Carleton, along with the Northfield Community Contra Dance Association, will present the second annual Winter Stomp! on Friday, February 22 at the Northfield Armory.
Featuring the music of Contratopia, the evening begins with a half-hour lesson at 7 p.m. followed by three hours of folk dancing from 7:30 p.m. to 10:30 p.m. Students and members of the community are invited to participate. No dance partner is needed, however event organizers recommend bringing comfortable shoes and festive, swing-ready attire.
Contra dance is a form of English folk dance that involves dance callers and the music of fiddles, banjos, pianos and guitars. Contra has been popular in Northfield and on the Carleton campus since the late 1970s. The Dacie Moses House Waltz (a commission to honor Carleton’s legendary “cookie house”) is a testament to Carleton’s love for contra dance. Northfield contra dancers continue to dance to this waltz today.
- February 10, 2007 at 9:24 am
Recently I was invited to the celebration brunch of the 124th birthday anniversary of Dacie Moses, held in the house she occupied for many years at 110 Union St. Dacie, whom I am old enough to remember well, would really have liked the celebration.
There was lots of music. The house was stuffed with young people and long-time friends. There was plenty to eat.
Dacie, whose real first name was Candace, worked for Carleton College many years and lived less than a block from the campus. If you don’t know the house, it has a wagon wheel adjacent to its front sidewalk.
- February 6, 2007 at 3:00 pm
Knightingales, the second oldest a cappella group at Carleton, celebrated its 25th anniversary January 26 to 28. The highlight was a joint concert of former and current Knightingales.
- July 12, 2005 at 12:06 pm

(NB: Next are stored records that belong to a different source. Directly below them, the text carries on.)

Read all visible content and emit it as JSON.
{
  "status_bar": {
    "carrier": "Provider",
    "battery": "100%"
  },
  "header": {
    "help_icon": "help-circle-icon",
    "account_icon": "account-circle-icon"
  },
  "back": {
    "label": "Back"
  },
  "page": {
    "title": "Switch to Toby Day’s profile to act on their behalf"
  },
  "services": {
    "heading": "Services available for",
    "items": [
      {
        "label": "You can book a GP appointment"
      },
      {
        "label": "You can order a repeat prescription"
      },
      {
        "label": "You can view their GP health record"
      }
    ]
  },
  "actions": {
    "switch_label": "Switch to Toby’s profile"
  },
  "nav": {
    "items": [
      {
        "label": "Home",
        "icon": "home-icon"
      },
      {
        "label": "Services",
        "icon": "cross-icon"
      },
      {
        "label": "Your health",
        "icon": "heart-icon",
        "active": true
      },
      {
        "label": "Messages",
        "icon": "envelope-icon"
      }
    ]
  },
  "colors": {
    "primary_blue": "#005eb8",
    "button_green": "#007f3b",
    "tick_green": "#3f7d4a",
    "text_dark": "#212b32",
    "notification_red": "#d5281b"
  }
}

For students spending their summer at Carleton, Dacie Moses House is often a home away from home.
- July 1, 2005 at 2:00 pm
Dacie Moses House is one of several communal dining spots in Northfield listed in the book "Cows In The Kitchen, An Anecdotal History of Food and Eating in Northfield, Minnesota," published as part of Northfield's sesquicentennial celebration. Other communal dining centers in Northfield include Carleton and St. Olaf college dining halls, the Laura Baker School, the Senior Congregate Dining program at the Northfield Community Resource Center, and dinners held at the ABC (A Better Chance) House for academically talented minority high school students between the years 1968 and 1988.
- January 30, 2005 at 11:00 am
On January 30th, dozens of students, faculty, staff, alumni and Northfield
community members pack the former home of Dacie Moses for a birthday
celebration of her dedication to the Carleton.
- July 1, 2004 at 1:40 pm
Dacie Moses is one of six Northfielders whose graves are listed in the book "Six Feet Under: A Graveyard Guide To Minnesota" by Stew Thornley and published by the Minnesota Historical Society. The book is "a haunting tour of the final resting places of famous and infamous Minnesotans in their home state." The Northfielders listed in addition to Dacie are Joseph Lee Heywood and Nicolaus Gustafson, both of whom were killed in the Jesse James bank robbery, governors Karl Rolvaag and Edward Thye, and author Ole Rolvaag.